Problem requirements: Within the entries below, every line containing "arrow" is to be copied.

[Data about app and page elements]
□ □ □

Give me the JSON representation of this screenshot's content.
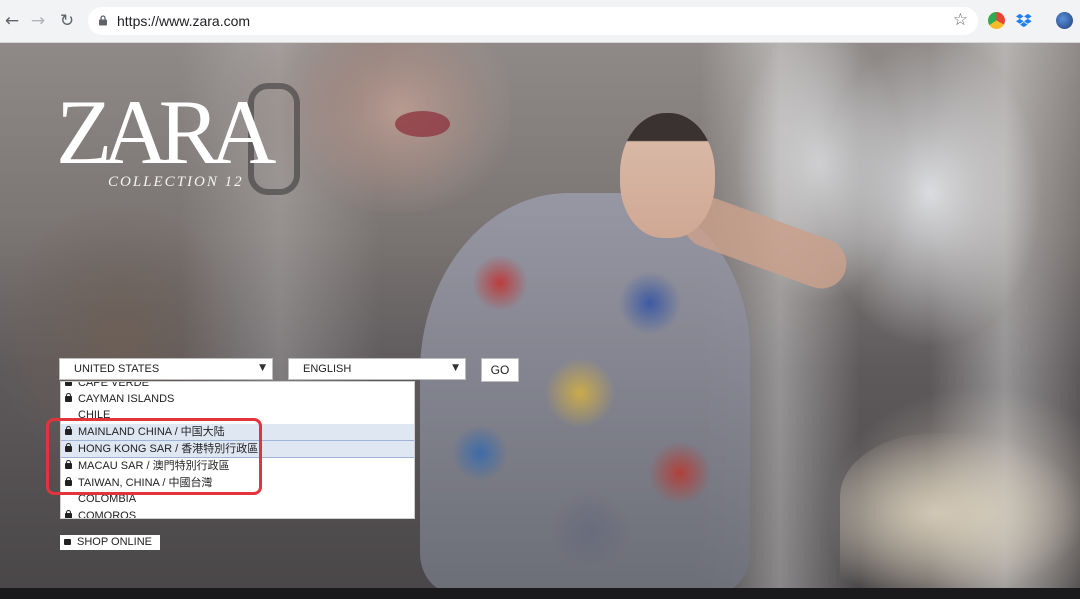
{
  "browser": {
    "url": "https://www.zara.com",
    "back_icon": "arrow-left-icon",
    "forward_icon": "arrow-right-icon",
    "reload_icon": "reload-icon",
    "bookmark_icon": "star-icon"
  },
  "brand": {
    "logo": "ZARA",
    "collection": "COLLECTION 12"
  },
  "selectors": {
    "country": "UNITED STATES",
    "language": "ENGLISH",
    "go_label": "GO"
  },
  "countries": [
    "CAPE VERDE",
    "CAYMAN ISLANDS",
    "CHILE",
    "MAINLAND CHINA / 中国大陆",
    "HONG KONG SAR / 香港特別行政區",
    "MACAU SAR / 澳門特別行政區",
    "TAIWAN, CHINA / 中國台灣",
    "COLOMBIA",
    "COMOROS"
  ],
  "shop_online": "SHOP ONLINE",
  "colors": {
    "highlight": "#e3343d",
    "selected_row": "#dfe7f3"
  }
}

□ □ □

Worked solution:
    "back_icon": "arrow-left-icon",
    "forward_icon": "arrow-right-icon",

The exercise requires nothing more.